We have to sort through a lot of information and decide which ones are good and others to ignore – too much info for too little time. That’s where the consultant model structure comes in. It really helps provide segmentation and highlight area that we can focus on by Pareto.
Here’s the basic scenario. The company sells three different items – Alpha, Charger and Nova to different regions (NA, Europe, AP) that have different split of customer preferences. Alpha is the low cost, low margin product. Charger is the largest piece of the pie product with higher costs and better margin. Nova is the recently introduced line that commands a high margin and appeal to those seeking quality. Also, the regions have different split of customers too. In general, NA customers are more willing to pay for the higher price, whereas Asia customers are cheapskate.
|T1 Rev||T1 GP||T2 Rev||T2 GP||T3 Rev||T3 GP||T4 Rev||T4 GP|
The table above is the same as the picture. What happened was after we study past trend data, we set out targets – where should we fight for market share and how many should each region contribute to the overall performance. A formula calculate things out and spit out the full year target to us.

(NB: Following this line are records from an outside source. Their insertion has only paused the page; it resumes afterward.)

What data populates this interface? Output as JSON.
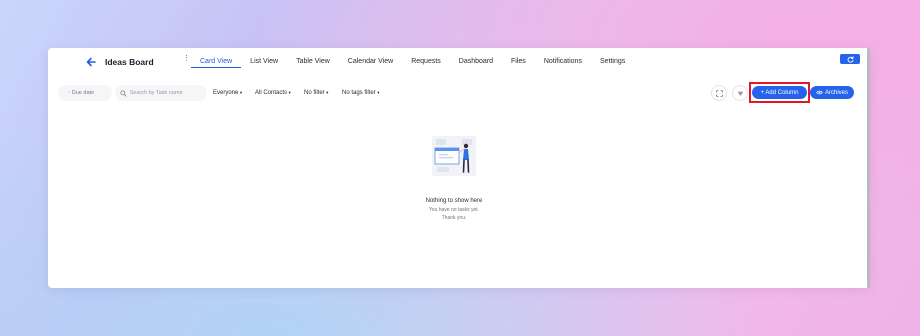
{
  "header": {
    "title": "Ideas Board",
    "kebab": "⋮",
    "tabs": [
      {
        "label": "Card View",
        "active": true
      },
      {
        "label": "List View"
      },
      {
        "label": "Table View"
      },
      {
        "label": "Calendar View"
      },
      {
        "label": "Requests"
      },
      {
        "label": "Dashboard"
      },
      {
        "label": "Files"
      },
      {
        "label": "Notifications"
      },
      {
        "label": "Settings"
      }
    ],
    "refresh_icon": "refresh-icon"
  },
  "filters": {
    "due_date": "Due date",
    "search_placeholder": "Search by Task name",
    "assignee": "Everyone",
    "contacts": "All Contacts",
    "filter": "No filter",
    "tags": "No tags filter",
    "caret": "▾",
    "add_column": "+ Add Column",
    "archives": "Archives",
    "expand_icon": "expand-icon",
    "sort_icon": "sort-icon"
  },
  "empty_state": {
    "title": "Nothing to show here",
    "subtitle": "You have no tasks yet.",
    "thanks": "Thank you."
  },
  "colors": {
    "accent": "#2563eb",
    "highlight": "#e0182b",
    "active_tab": "#1f5fd6"
  }
}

Then, we start making our decisions, and the quarter actuals reflect the results of the course that we took. Everyone start off with the same data and initial starting point, and at the end of Q4, we compared our FY actuals to that of the original target.
The B/(W) measures the actual better or worse compared to budget, whereas Atmt measures the percentage attainment over the target.
I’m in team 4, and so naturally, we have the best results by far, outpacing our initial target and the nearest competitors. Our FY GP is at $39.6M, almost $20M better than the target set out, and $9M higher than our nearest competitor. That provided me with a good enough excuse to gloat over the next few days.
Revenue wise, our $165.1M FY tops any other competitors by far, better $16.4M against the nearest team, also team 1.
In the picture, there’s some red lines. That’s actually the last quarter strategy used by each team. When we finally reveal our strategy, I was quite surprised that team 1 – 3 have almost similar strategy based on their data, while team 4 employed a slight different approach.
All the team unsurprisingly focused on Nova, and whereas team 1 – 3 placed a premium on it, high above the competitors price, we took a different approach, rising our price to have better margins but at the same time still priced it lower than competitors. Their justification was that Nova was bought predominantly in NA, who has less price elasticity. We thought the same thing too, but tested things out and found out that the high price won’t make up to our drop in volume. That insight allow us to change our approach and consistently get better results each quarter.
Aside from maximizing our revenue and GP, team 4 also has the best GP margin there. The margin actually improved from 9% last year (based on the data) to a 24% this year for us. The administrator of this simulation, Kyle, mentioned that this is the first time this was administrated outside of the US, and the highest achievement he saw so far. The previous revenue range had always been in the $140M – $150M. He was intrigued by our result that he asked for our by quarter strategy and see if he could replicate it.
All in all, it’s a fun simulation. I guess, aside from the usual grunt work, things like this are part of the days work. I should seek to move to the strategy department. I’m good at this.